◆ **Working data**
★ ★ ★
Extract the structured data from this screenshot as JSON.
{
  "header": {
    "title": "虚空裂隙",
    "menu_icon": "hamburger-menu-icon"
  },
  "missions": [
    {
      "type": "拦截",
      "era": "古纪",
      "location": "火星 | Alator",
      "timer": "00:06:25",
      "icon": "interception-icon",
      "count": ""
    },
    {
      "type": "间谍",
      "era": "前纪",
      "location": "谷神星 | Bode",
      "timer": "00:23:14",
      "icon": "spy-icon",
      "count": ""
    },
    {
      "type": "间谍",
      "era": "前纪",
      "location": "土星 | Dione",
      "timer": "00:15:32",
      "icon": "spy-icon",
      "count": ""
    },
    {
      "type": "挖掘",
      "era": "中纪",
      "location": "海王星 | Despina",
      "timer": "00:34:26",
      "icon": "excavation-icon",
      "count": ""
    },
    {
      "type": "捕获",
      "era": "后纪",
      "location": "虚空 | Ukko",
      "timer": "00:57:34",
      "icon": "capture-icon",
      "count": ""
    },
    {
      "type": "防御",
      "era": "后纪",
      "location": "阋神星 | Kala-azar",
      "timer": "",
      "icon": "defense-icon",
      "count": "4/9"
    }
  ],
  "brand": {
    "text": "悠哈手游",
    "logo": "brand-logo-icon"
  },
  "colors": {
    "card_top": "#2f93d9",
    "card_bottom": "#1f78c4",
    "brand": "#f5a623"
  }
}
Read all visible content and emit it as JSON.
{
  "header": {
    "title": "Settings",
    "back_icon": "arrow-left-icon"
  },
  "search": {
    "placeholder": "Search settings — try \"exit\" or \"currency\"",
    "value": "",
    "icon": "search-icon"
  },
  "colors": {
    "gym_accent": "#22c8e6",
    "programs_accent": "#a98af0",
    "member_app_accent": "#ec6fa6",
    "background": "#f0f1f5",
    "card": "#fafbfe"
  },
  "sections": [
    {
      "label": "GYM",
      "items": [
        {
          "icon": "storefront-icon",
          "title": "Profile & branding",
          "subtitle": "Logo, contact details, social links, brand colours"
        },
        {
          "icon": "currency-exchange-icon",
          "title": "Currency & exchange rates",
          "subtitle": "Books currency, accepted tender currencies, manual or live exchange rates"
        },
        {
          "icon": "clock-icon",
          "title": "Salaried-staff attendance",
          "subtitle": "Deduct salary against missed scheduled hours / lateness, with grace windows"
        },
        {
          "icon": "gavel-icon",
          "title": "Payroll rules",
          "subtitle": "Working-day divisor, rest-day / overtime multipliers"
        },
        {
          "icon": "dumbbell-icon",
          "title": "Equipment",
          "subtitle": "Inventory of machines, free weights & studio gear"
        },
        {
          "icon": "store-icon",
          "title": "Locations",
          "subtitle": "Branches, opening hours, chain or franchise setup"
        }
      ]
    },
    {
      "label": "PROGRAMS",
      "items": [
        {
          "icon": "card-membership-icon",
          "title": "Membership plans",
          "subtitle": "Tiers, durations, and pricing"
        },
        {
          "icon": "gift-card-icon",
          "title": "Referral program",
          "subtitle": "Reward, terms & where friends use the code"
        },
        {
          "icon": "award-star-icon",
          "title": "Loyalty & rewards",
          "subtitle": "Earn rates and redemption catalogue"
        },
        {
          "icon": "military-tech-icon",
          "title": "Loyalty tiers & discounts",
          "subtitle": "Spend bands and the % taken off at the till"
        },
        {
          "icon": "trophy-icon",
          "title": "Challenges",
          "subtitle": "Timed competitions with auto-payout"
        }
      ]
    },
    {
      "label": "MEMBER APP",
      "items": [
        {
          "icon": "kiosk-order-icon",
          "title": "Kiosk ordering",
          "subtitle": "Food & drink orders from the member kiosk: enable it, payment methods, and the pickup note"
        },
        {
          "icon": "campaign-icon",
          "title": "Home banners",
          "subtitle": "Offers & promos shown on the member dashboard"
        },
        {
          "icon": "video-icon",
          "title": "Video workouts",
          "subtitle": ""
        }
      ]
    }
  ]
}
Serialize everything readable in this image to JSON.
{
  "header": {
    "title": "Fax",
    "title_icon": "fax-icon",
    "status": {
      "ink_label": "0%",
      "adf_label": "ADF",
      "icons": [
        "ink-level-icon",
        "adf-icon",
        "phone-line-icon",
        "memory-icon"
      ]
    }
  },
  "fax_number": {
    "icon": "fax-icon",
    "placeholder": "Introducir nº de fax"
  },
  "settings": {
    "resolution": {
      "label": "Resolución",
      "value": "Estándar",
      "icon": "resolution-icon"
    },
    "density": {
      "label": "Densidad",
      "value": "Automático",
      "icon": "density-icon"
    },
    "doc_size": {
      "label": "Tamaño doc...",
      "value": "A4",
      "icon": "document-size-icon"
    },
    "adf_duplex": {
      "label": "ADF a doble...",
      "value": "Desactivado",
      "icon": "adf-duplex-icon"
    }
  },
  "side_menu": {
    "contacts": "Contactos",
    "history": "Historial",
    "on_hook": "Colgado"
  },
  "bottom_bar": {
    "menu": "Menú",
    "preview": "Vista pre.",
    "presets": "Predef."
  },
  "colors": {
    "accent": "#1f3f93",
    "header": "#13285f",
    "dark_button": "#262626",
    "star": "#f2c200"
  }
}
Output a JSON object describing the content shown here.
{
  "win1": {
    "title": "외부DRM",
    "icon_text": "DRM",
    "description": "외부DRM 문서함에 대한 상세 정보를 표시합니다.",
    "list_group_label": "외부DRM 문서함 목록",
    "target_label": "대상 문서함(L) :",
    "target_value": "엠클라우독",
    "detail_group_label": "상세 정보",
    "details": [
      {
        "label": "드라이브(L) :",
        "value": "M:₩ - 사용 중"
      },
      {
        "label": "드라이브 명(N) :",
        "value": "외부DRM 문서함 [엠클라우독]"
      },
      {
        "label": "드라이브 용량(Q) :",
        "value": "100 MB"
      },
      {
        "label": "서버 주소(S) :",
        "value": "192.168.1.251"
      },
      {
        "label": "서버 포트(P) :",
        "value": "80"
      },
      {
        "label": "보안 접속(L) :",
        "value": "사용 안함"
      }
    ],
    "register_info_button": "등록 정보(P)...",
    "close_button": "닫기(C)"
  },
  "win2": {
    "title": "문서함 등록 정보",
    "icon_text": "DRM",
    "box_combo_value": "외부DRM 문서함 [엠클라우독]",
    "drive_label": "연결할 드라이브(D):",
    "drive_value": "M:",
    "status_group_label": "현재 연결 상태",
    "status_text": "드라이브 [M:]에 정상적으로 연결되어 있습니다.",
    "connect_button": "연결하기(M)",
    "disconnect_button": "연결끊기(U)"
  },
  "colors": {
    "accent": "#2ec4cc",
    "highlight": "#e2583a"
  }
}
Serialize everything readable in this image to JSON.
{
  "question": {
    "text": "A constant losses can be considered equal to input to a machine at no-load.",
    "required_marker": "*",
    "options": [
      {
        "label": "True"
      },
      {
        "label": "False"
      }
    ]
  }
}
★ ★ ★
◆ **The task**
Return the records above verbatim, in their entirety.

◆ **Solved exercise**
Extract the structured data from this screenshot as JSON.
{
  "header": {
    "title": "虚空裂隙",
    "menu_icon": "hamburger-menu-icon"
  },
  "missions": [
    {
      "type": "拦截",
      "era": "古纪",
      "location": "火星 | Alator",
      "timer": "00:06:25",
      "icon": "interception-icon",
      "count": ""
    },
    {
      "type": "间谍",
      "era": "前纪",
      "location": "谷神星 | Bode",
      "timer": "00:23:14",
      "icon": "spy-icon",
      "count": ""
    },
    {
      "type": "间谍",
      "era": "前纪",
      "location": "土星 | Dione",
      "timer": "00:15:32",
      "icon": "spy-icon",
      "count": ""
    },
    {
      "type": "挖掘",
      "era": "中纪",
      "location": "海王星 | Despina",
      "timer": "00:34:26",
      "icon": "excavation-icon",
      "count": ""
    },
    {
      "type": "捕获",
      "era": "后纪",
      "location": "虚空 | Ukko",
      "timer": "00:57:34",
      "icon": "capture-icon",
      "count": ""
    },
    {
      "type": "防御",
      "era": "后纪",
      "location": "阋神星 | Kala-azar",
      "timer": "",
      "icon": "defense-icon",
      "count": "4/9"
    }
  ],
  "brand": {
    "text": "悠哈手游",
    "logo": "brand-logo-icon"
  },
  "colors": {
    "card_top": "#2f93d9",
    "card_bottom": "#1f78c4",
    "brand": "#f5a623"
  }
}
Read all visible content and emit it as JSON.
{
  "header": {
    "title": "Settings",
    "back_icon": "arrow-left-icon"
  },
  "search": {
    "placeholder": "Search settings — try \"exit\" or \"currency\"",
    "value": "",
    "icon": "search-icon"
  },
  "colors": {
    "gym_accent": "#22c8e6",
    "programs_accent": "#a98af0",
    "member_app_accent": "#ec6fa6",
    "background": "#f0f1f5",
    "card": "#fafbfe"
  },
  "sections": [
    {
      "label": "GYM",
      "items": [
        {
          "icon": "storefront-icon",
          "title": "Profile & branding",
          "subtitle": "Logo, contact details, social links, brand colours"
        },
        {
          "icon": "currency-exchange-icon",
          "title": "Currency & exchange rates",
          "subtitle": "Books currency, accepted tender currencies, manual or live exchange rates"
        },
        {
          "icon": "clock-icon",
          "title": "Salaried-staff attendance",
          "subtitle": "Deduct salary against missed scheduled hours / lateness, with grace windows"
        },
        {
          "icon": "gavel-icon",
          "title": "Payroll rules",
          "subtitle": "Working-day divisor, rest-day / overtime multipliers"
        },
        {
          "icon": "dumbbell-icon",
          "title": "Equipment",
          "subtitle": "Inventory of machines, free weights & studio gear"
        },
        {
          "icon": "store-icon",
          "title": "Locations",
          "subtitle": "Branches, opening hours, chain or franchise setup"
        }
      ]
    },
    {
      "label": "PROGRAMS",
      "items": [
        {
          "icon": "card-membership-icon",
          "title": "Membership plans",
          "subtitle": "Tiers, durations, and pricing"
        },
        {
          "icon": "gift-card-icon",
          "title": "Referral program",
          "subtitle": "Reward, terms & where friends use the code"
        },
        {
          "icon": "award-star-icon",
          "title": "Loyalty & rewards",
          "subtitle": "Earn rates and redemption catalogue"
        },
        {
          "icon": "military-tech-icon",
          "title": "Loyalty tiers & discounts",
          "subtitle": "Spend bands and the % taken off at the till"
        },
        {
          "icon": "trophy-icon",
          "title": "Challenges",
          "subtitle": "Timed competitions with auto-payout"
        }
      ]
    },
    {
      "label": "MEMBER APP",
      "items": [
        {
          "icon": "kiosk-order-icon",
          "title": "Kiosk ordering",
          "subtitle": "Food & drink orders from the member kiosk: enable it, payment methods, and the pickup note"
        },
        {
          "icon": "campaign-icon",
          "title": "Home banners",
          "subtitle": "Offers & promos shown on the member dashboard"
        },
        {
          "icon": "video-icon",
          "title": "Video workouts",
          "subtitle": ""
        }
      ]
    }
  ]
}
Serialize everything readable in this image to JSON.
{
  "header": {
    "title": "Fax",
    "title_icon": "fax-icon",
    "status": {
      "ink_label": "0%",
      "adf_label": "ADF",
      "icons": [
        "ink-level-icon",
        "adf-icon",
        "phone-line-icon",
        "memory-icon"
      ]
    }
  },
  "fax_number": {
    "icon": "fax-icon",
    "placeholder": "Introducir nº de fax"
  },
  "settings": {
    "resolution": {
      "label": "Resolución",
      "value": "Estándar",
      "icon": "resolution-icon"
    },
    "density": {
      "label": "Densidad",
      "value": "Automático",
      "icon": "density-icon"
    },
    "doc_size": {
      "label": "Tamaño doc...",
      "value": "A4",
      "icon": "document-size-icon"
    },
    "adf_duplex": {
      "label": "ADF a doble...",
      "value": "Desactivado",
      "icon": "adf-duplex-icon"
    }
  },
  "side_menu": {
    "contacts": "Contactos",
    "history": "Historial",
    "on_hook": "Colgado"
  },
  "bottom_bar": {
    "menu": "Menú",
    "preview": "Vista pre.",
    "presets": "Predef."
  },
  "colors": {
    "accent": "#1f3f93",
    "header": "#13285f",
    "dark_button": "#262626",
    "star": "#f2c200"
  }
}
Output a JSON object describing the content shown here.
{
  "win1": {
    "title": "외부DRM",
    "icon_text": "DRM",
    "description": "외부DRM 문서함에 대한 상세 정보를 표시합니다.",
    "list_group_label": "외부DRM 문서함 목록",
    "target_label": "대상 문서함(L) :",
    "target_value": "엠클라우독",
    "detail_group_label": "상세 정보",
    "details": [
      {
        "label": "드라이브(L) :",
        "value": "M:₩ - 사용 중"
      },
      {
        "label": "드라이브 명(N) :",
        "value": "외부DRM 문서함 [엠클라우독]"
      },
      {
        "label": "드라이브 용량(Q) :",
        "value": "100 MB"
      },
      {
        "label": "서버 주소(S) :",
        "value": "192.168.1.251"
      },
      {
        "label": "서버 포트(P) :",
        "value": "80"
      },
      {
        "label": "보안 접속(L) :",
        "value": "사용 안함"
      }
    ],
    "register_info_button": "등록 정보(P)...",
    "close_button": "닫기(C)"
  },
  "win2": {
    "title": "문서함 등록 정보",
    "icon_text": "DRM",
    "box_combo_value": "외부DRM 문서함 [엠클라우독]",
    "drive_label": "연결할 드라이브(D):",
    "drive_value": "M:",
    "status_group_label": "현재 연결 상태",
    "status_text": "드라이브 [M:]에 정상적으로 연결되어 있습니다.",
    "connect_button": "연결하기(M)",
    "disconnect_button": "연결끊기(U)"
  },
  "colors": {
    "accent": "#2ec4cc",
    "highlight": "#e2583a"
  }
}
Serialize everything readable in this image to JSON.
{
  "question": {
    "text": "A constant losses can be considered equal to input to a machine at no-load.",
    "required_marker": "*",
    "options": [
      {
        "label": "True"
      },
      {
        "label": "False"
      }
    ]
  }
}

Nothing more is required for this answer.